Have you ever wondered why the length of an audience’s applause after, say, a musical concert or theatrical production often seems be unconnected to the quality of the performance?
Well, a recent study suggests an explanation. Clapping, like many other group behaviors, appears to be contagious.
For the study, mathematician Richard Mann of Uppsala University in Sweden and his colleagues videotaped groups of 13 to 20 undergraduate students (107 in all) as they watched someone make a seven-minute PowerPoint presentation on a scientific topic.
Neither the students nor the six PowerPoint presenters were aware that their applause was being evaluated in the study. Instead, the students were told to observe the actions and body language of the presenters. They were also instructed to applaud when the talks ended because the presenters were all volunteers.
Mann and his colleagues then timed the clapping of each participant. (All but three of the students clapped at the end of the talks.) The researchers also noted when the clapping started and when it ended. This data was then fed into several mathematical models.
A social pressure point
The models showed that the probability of an individual starting to clap increased in proportion to the number of other audience members who were already clapping.
The greater the number of people who clapped, the greater the pressure others felt to join in.
Surprisingly, whether or not a nearby person was clapping was not as significant in terms of getting an individual to participate as the overall number of people applauding.
Social pressure also determined the end of the applause, although to a slightly lesser degree. As soon as one or two people stopped clapping, the rest soon followed suit.
“The social contagion model arising from our analysis predicts that the time the audience spends clapping can vary considerably, even in the absence of any differences in the quality of the presentations they have heard,” Mann and his colleagues conclude.
The researchers did find, however, that some individuals were less willing than others to follow the crowd, both in regards to starting and stopping their applause.

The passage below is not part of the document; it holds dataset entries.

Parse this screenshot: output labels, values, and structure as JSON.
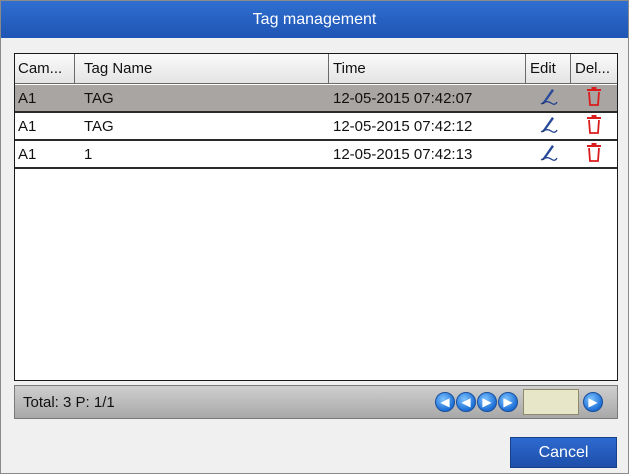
{
  "window": {
    "title": "Tag management"
  },
  "table": {
    "columns": [
      "Cam...",
      "Tag Name",
      "Time",
      "Edit",
      "Del..."
    ],
    "rows": [
      {
        "camera": "A1",
        "tag_name": "TAG",
        "time": "12-05-2015 07:42:07",
        "selected": true
      },
      {
        "camera": "A1",
        "tag_name": "TAG",
        "time": "12-05-2015 07:42:12",
        "selected": false
      },
      {
        "camera": "A1",
        "tag_name": "1",
        "time": "12-05-2015 07:42:13",
        "selected": false
      }
    ]
  },
  "footer": {
    "total_text": "Total: 3 P: 1/1",
    "page_input_value": "",
    "nav_icons": [
      "first-page-icon",
      "prev-page-icon",
      "next-page-icon",
      "last-page-icon",
      "go-page-icon"
    ]
  },
  "buttons": {
    "cancel_label": "Cancel"
  },
  "colors": {
    "title_bar": "#1f55b4",
    "selected_row": "#a9a5a2",
    "delete_icon": "#d91c1c",
    "edit_icon": "#1f3f8f"
  }
}
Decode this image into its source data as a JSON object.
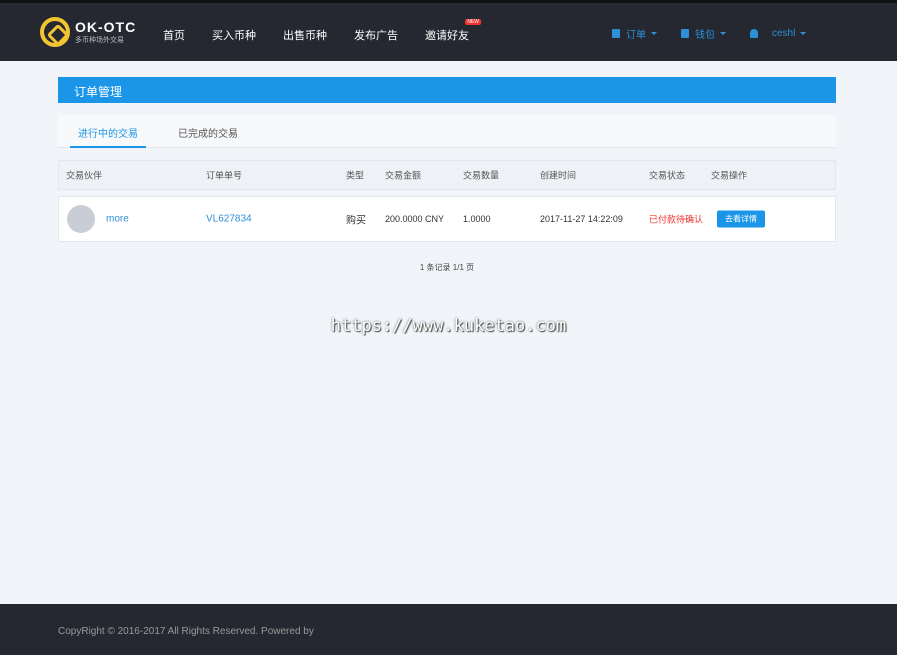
{
  "header": {
    "logo_title": "OK-OTC",
    "logo_subtitle": "多币种场外交易",
    "nav": [
      "首页",
      "买入币种",
      "出售币种",
      "发布广告",
      "邀请好友"
    ],
    "new_badge": "NEW",
    "orders": "订单",
    "wallet": "钱包",
    "user": "ceshl"
  },
  "page": {
    "title": "订单管理",
    "tabs": [
      "进行中的交易",
      "已完成的交易"
    ]
  },
  "table": {
    "headers": [
      "交易伙伴",
      "订单单号",
      "类型",
      "交易金额",
      "交易数量",
      "创建时间",
      "交易状态",
      "交易操作"
    ],
    "rows": [
      {
        "partner": "more",
        "order_no": "VL627834",
        "type": "购买",
        "amount": "200.0000 CNY",
        "quantity": "1.0000",
        "created": "2017-11-27 14:22:09",
        "status": "已付款待确认",
        "action": "去看详情"
      }
    ]
  },
  "pager": "1 条记录 1/1 页",
  "watermark": "https://www.kuketao.com",
  "footer": "CopyRight © 2016-2017 All Rights Reserved. Powered by"
}
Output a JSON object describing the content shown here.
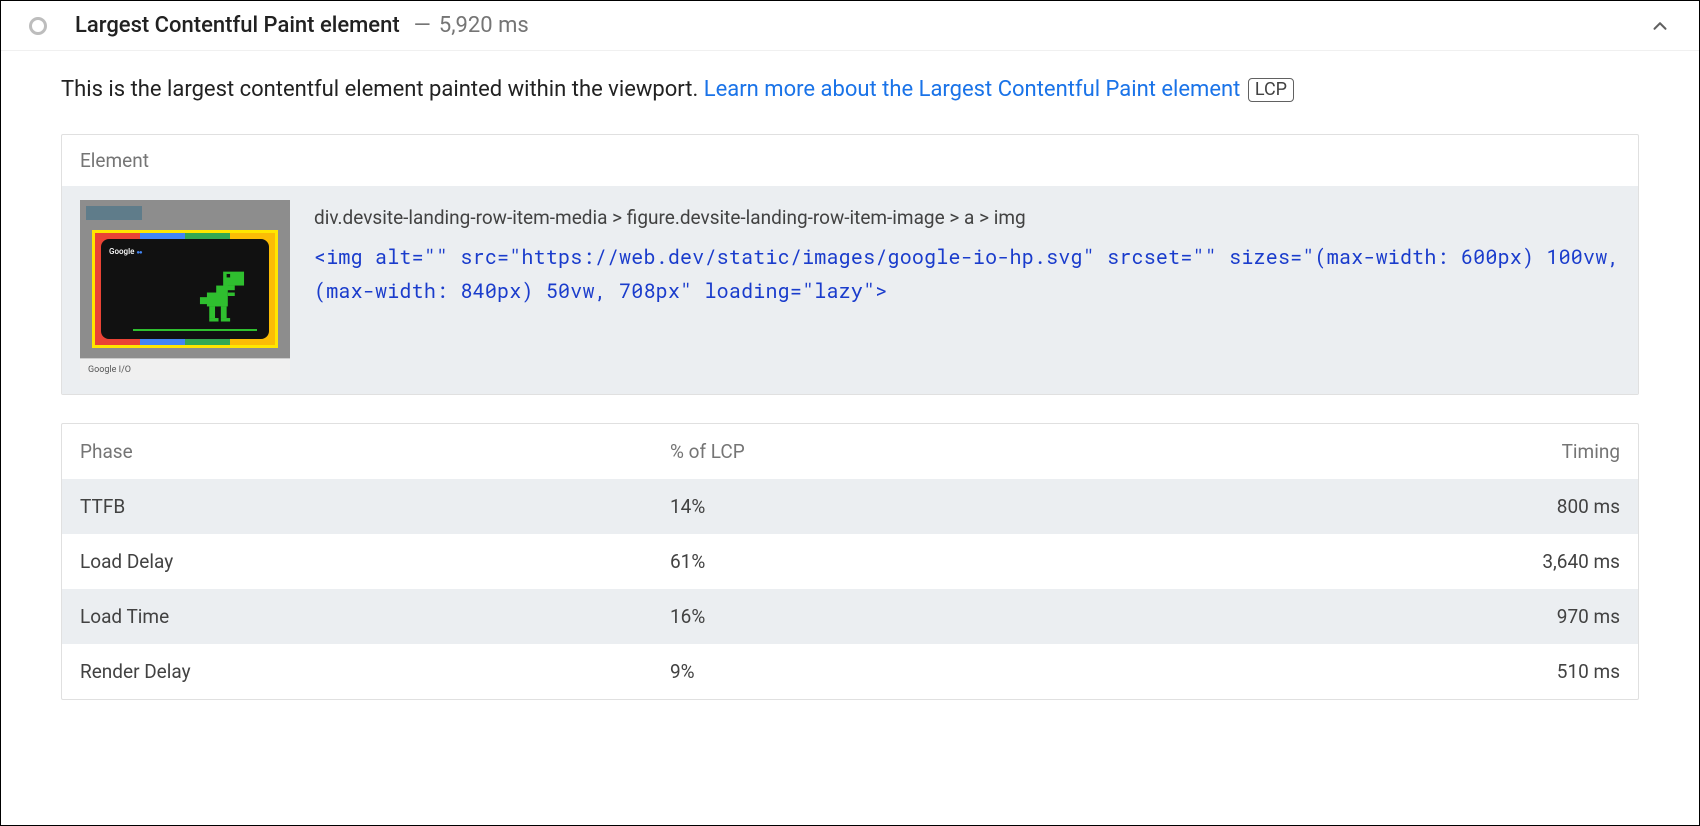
{
  "header": {
    "title": "Largest Contentful Paint element",
    "separator": "—",
    "timing": "5,920 ms"
  },
  "description": {
    "text": "This is the largest contentful element painted within the viewport. ",
    "link_text": "Learn more about the Largest Contentful Paint element",
    "badge": "LCP"
  },
  "element_section": {
    "header": "Element",
    "selector": "div.devsite-landing-row-item-media > figure.devsite-landing-row-item-image > a > img",
    "snippet": "<img alt=\"\" src=\"https://web.dev/static/images/google-io-hp.svg\" srcset=\"\" sizes=\"(max-width: 600px) 100vw, (max-width: 840px) 50vw, 708px\" loading=\"lazy\">",
    "thumb_logo": "Google",
    "thumb_caption": "Google I/O"
  },
  "phase_table": {
    "columns": {
      "phase": "Phase",
      "pct": "% of LCP",
      "timing": "Timing"
    },
    "rows": [
      {
        "phase": "TTFB",
        "pct": "14%",
        "timing": "800 ms"
      },
      {
        "phase": "Load Delay",
        "pct": "61%",
        "timing": "3,640 ms"
      },
      {
        "phase": "Load Time",
        "pct": "16%",
        "timing": "970 ms"
      },
      {
        "phase": "Render Delay",
        "pct": "9%",
        "timing": "510 ms"
      }
    ]
  }
}
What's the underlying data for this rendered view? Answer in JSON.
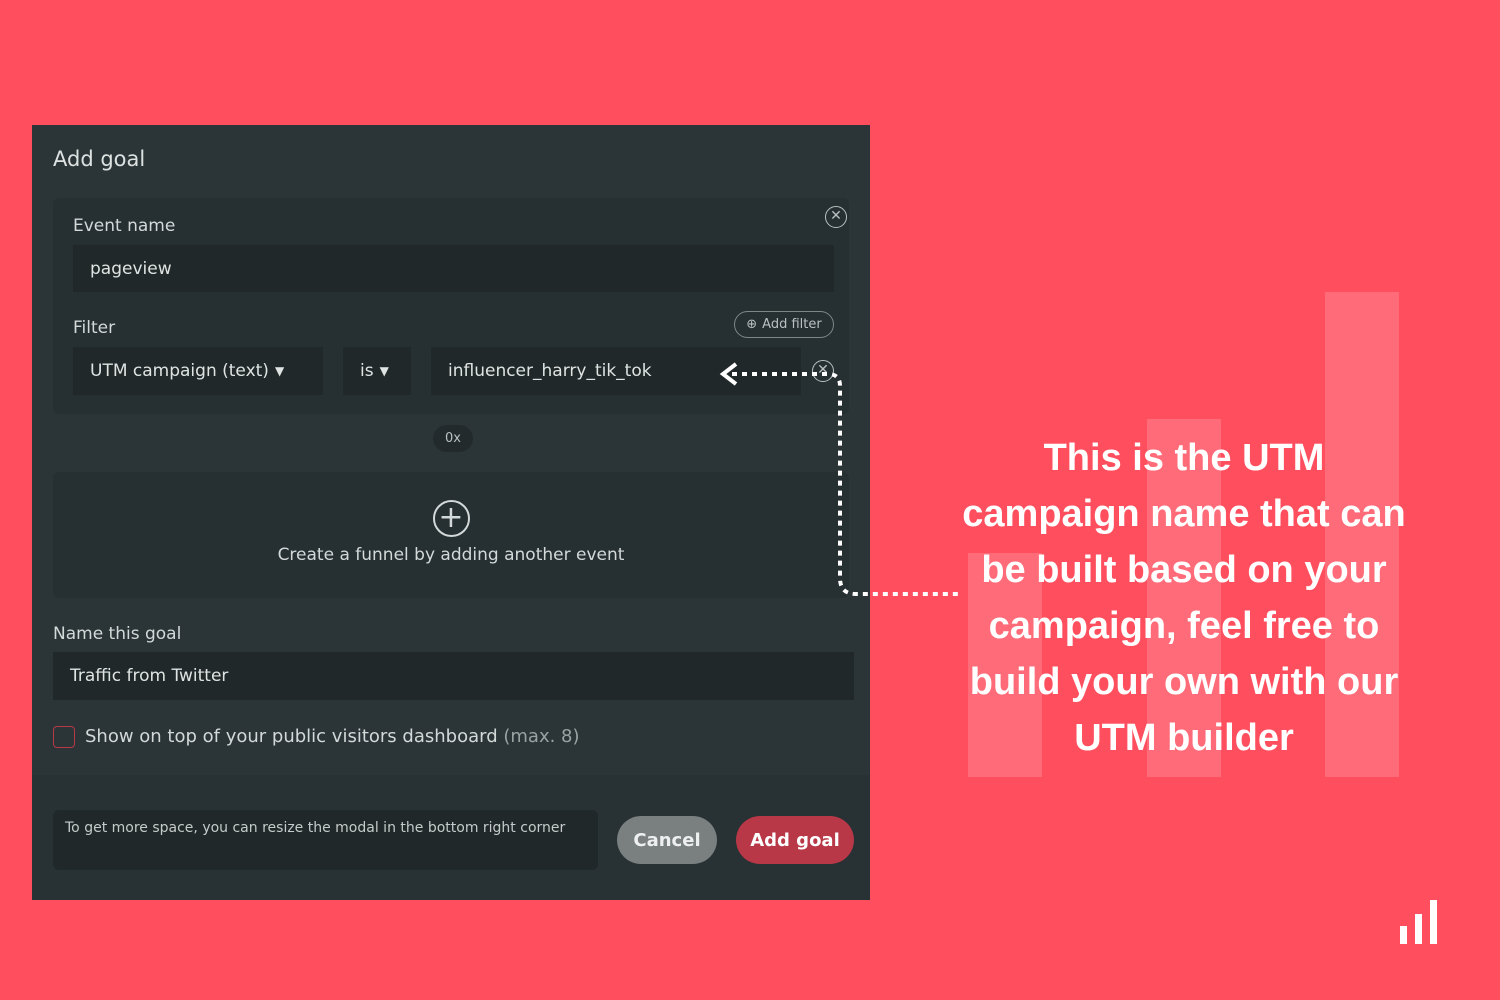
{
  "modal": {
    "title": "Add goal",
    "event_label": "Event name",
    "event_value": "pageview",
    "filter_label": "Filter",
    "add_filter": "Add filter",
    "filter_field": "UTM campaign (text)",
    "filter_operator": "is",
    "filter_value": "influencer_harry_tik_tok",
    "multiplier": "0x",
    "funnel_text": "Create a funnel by adding another event",
    "name_label": "Name this goal",
    "name_value": "Traffic from Twitter",
    "checkbox_label": "Show on top of your public visitors dashboard",
    "checkbox_note": "(max. 8)",
    "checkbox_checked": false,
    "hint": "To get more space, you can resize the modal in the bottom right corner",
    "cancel": "Cancel",
    "submit": "Add goal"
  },
  "caption": "This is the UTM campaign name that can be built based on your campaign, feel free to build your own with our UTM builder",
  "colors": {
    "background": "#ff4f5e",
    "modal": "#2b3537",
    "accent": "#b83847"
  }
}
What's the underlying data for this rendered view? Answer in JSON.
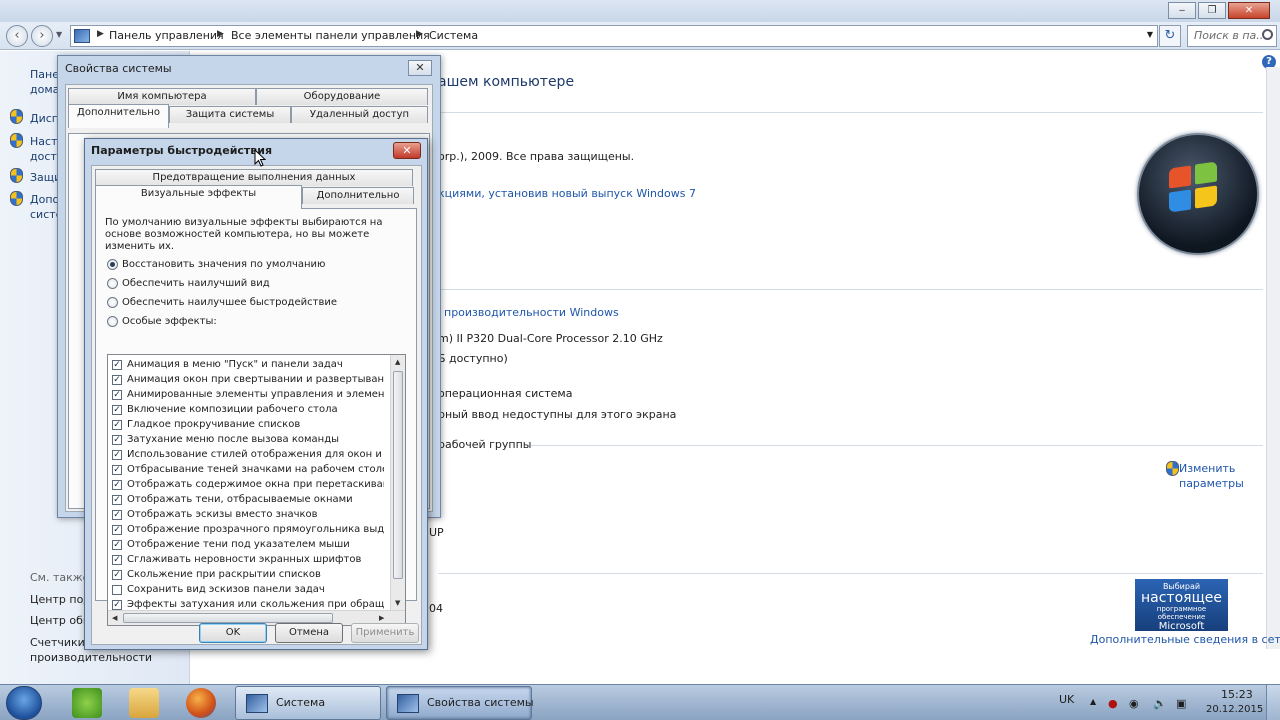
{
  "explorer": {
    "breadcrumb": [
      "Панель управления",
      "Все элементы панели управления",
      "Система"
    ],
    "search_placeholder": "Поиск в па...",
    "left_pane": {
      "items": [
        "Дисп",
        "Настр\nдосту",
        "Защи",
        "Допо\nсисте"
      ],
      "top_item": "Пане\nдома",
      "see_also": "См. также",
      "links": [
        "Центр под",
        "Центр обн",
        "Счетчики",
        "производительности"
      ]
    },
    "main": {
      "heading_fragment": "ашем компьютере",
      "copyright_fragment": "orp.), 2009. Все права защищены.",
      "features_link_fragment": "кциями, установив новый выпуск Windows 7",
      "perf_link_fragment": "производительности Windows",
      "processor_fragment": "m) II P320 Dual-Core Processor   2.10 GHz",
      "ram_fragment": "Б доступно)",
      "os_type_fragment": "операционная система",
      "pen_fragment": "рный ввод недоступны для этого экрана",
      "workgroup_fragment": "рабочей группы",
      "change_settings_link": "Изменить\nпараметры",
      "workgroup_name_fragment": "UP",
      "product_id_fragment": "04",
      "more_info_link": "Дополнительные сведения в сети...",
      "genuine_badge": {
        "line1": "Выбирай",
        "line2": "настоящее",
        "line3": "программное обеспечение",
        "line4": "Microsoft"
      }
    }
  },
  "system_properties": {
    "title": "Свойства системы",
    "close_glyph": "✕",
    "tabs_back": [
      "Имя компьютера",
      "Оборудование"
    ],
    "tabs_front": [
      "Дополнительно",
      "Защита системы",
      "Удаленный доступ"
    ]
  },
  "performance": {
    "title": "Параметры быстродействия",
    "close_glyph": "✕",
    "tab_back": "Предотвращение выполнения данных",
    "tabs_front": [
      "Визуальные эффекты",
      "Дополнительно"
    ],
    "description": "По умолчанию визуальные эффекты выбираются на основе возможностей компьютера, но вы можете изменить их.",
    "radios": [
      {
        "label": "Восстановить значения по умолчанию",
        "selected": true
      },
      {
        "label": "Обеспечить наилучший вид",
        "selected": false
      },
      {
        "label": "Обеспечить наилучшее быстродействие",
        "selected": false
      },
      {
        "label": "Особые эффекты:",
        "selected": false
      }
    ],
    "effects": [
      {
        "label": "Анимация в меню \"Пуск\" и панели задач",
        "checked": true
      },
      {
        "label": "Анимация окон при свертывании и развертывании",
        "checked": true
      },
      {
        "label": "Анимированные элементы управления и элементы вну",
        "checked": true
      },
      {
        "label": "Включение композиции рабочего стола",
        "checked": true
      },
      {
        "label": "Гладкое прокручивание списков",
        "checked": true
      },
      {
        "label": "Затухание меню после вызова команды",
        "checked": true
      },
      {
        "label": "Использование стилей отображения для окон и кнопок",
        "checked": true
      },
      {
        "label": "Отбрасывание теней значками на рабочем столе",
        "checked": true
      },
      {
        "label": "Отображать содержимое окна при перетаскивании",
        "checked": true
      },
      {
        "label": "Отображать тени, отбрасываемые окнами",
        "checked": true
      },
      {
        "label": "Отображать эскизы вместо значков",
        "checked": true
      },
      {
        "label": "Отображение прозрачного прямоугольника выделения",
        "checked": true
      },
      {
        "label": "Отображение тени под указателем мыши",
        "checked": true
      },
      {
        "label": "Сглаживать неровности экранных шрифтов",
        "checked": true
      },
      {
        "label": "Скольжение при раскрытии списков",
        "checked": true
      },
      {
        "label": "Сохранить вид эскизов панели задач",
        "checked": false
      },
      {
        "label": "Эффекты затухания или скольжения при обращении к",
        "checked": true
      }
    ],
    "buttons": {
      "ok": "OK",
      "cancel": "Отмена",
      "apply": "Применить"
    }
  },
  "taskbar": {
    "tasks": [
      {
        "label": "Система",
        "active": false
      },
      {
        "label": "Свойства системы",
        "active": true
      }
    ],
    "language": "UK",
    "clock_time": "15:23",
    "clock_date": "20.12.2015"
  },
  "colors": {
    "link": "#1f56a8",
    "close_red": "#c0392b",
    "taskbar": "#8aa3c2"
  }
}
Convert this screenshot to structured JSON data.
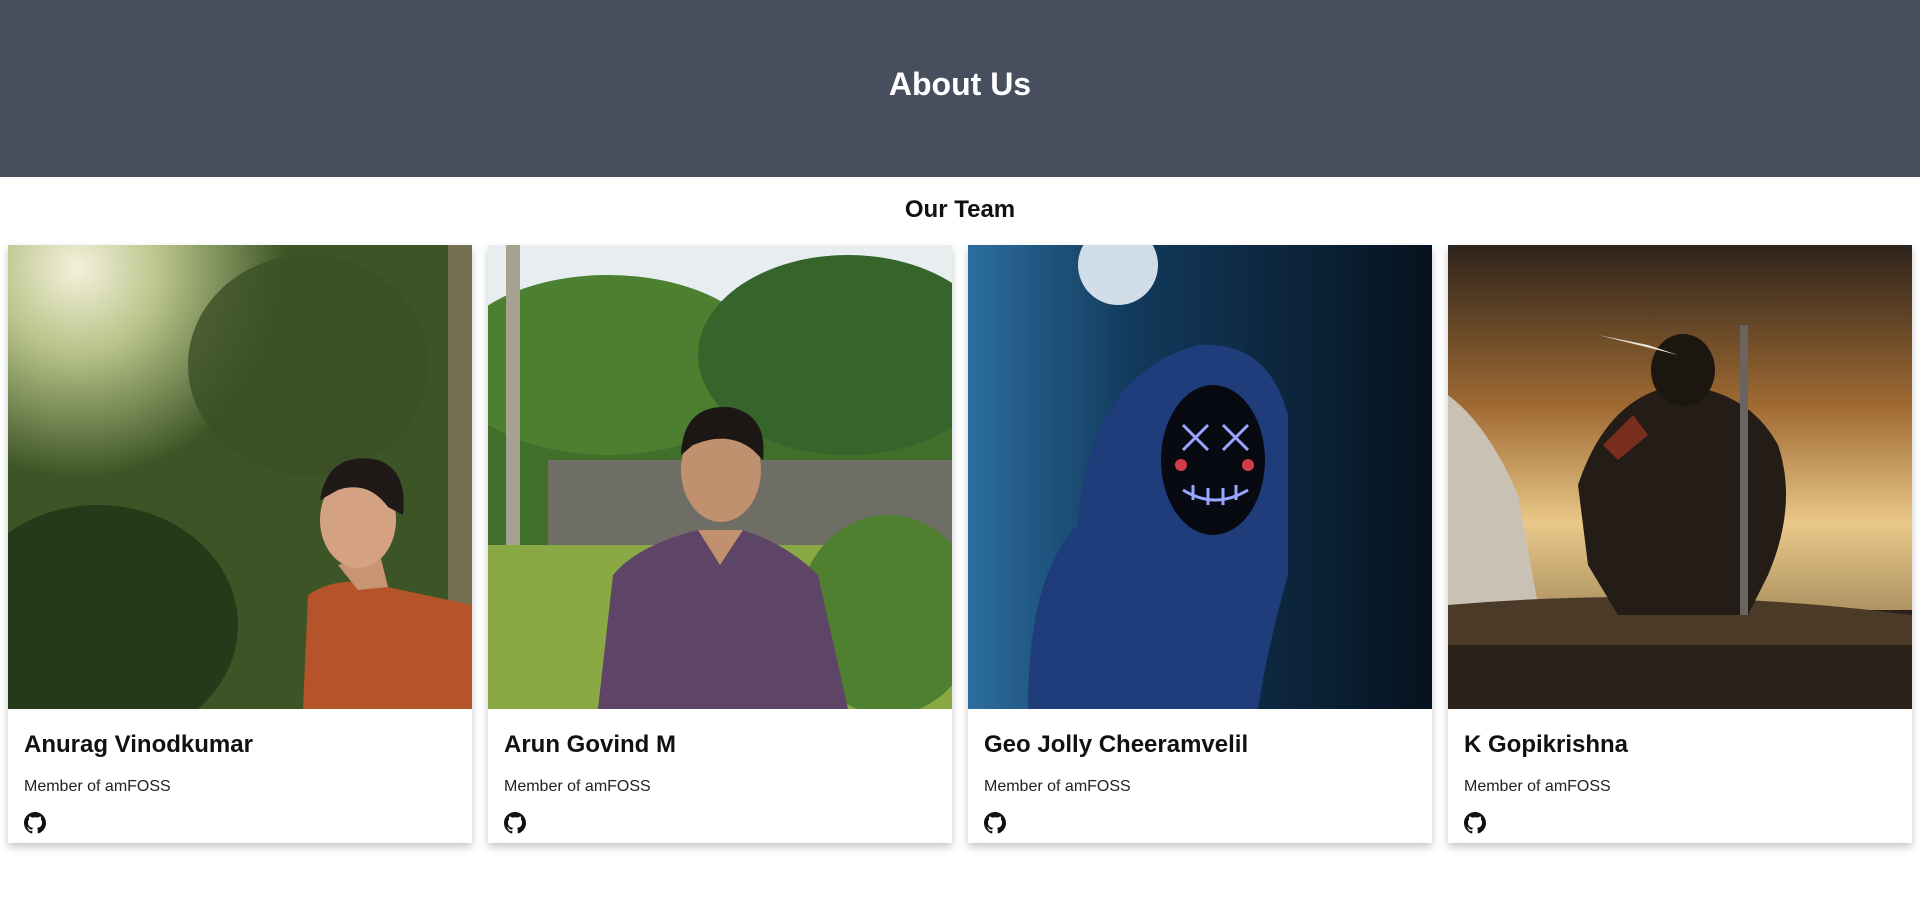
{
  "header": {
    "title": "About Us"
  },
  "team": {
    "title": "Our Team",
    "members": [
      {
        "name": "Anurag Vinodkumar",
        "role": "Member of amFOSS",
        "icon": "github-icon"
      },
      {
        "name": "Arun Govind M",
        "role": "Member of amFOSS",
        "icon": "github-icon"
      },
      {
        "name": "Geo Jolly Cheeramvelil",
        "role": "Member of amFOSS",
        "icon": "github-icon"
      },
      {
        "name": "K Gopikrishna",
        "role": "Member of amFOSS",
        "icon": "github-icon"
      }
    ]
  },
  "colors": {
    "header_bg": "#474e5d",
    "page_bg": "#ffffff",
    "text": "#111111"
  }
}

So why are these findings interesting? They suggest, according to Mann and his colleagues, that mathematical models of social contagion patterns could be used to better understand — and even predict — a wide range of group behaviors.
“Just like we measure how influenza is spreading each year, we can also measure and predict how social unrest or new fashions might spread,” Mann told a reporter for the French global news agency AFP News. “Consider, for example, a new fashion for unhealthy binge drinking. If we can measure and predict the spread of this behavior, we can make preparations for policing and health care ahead of time.”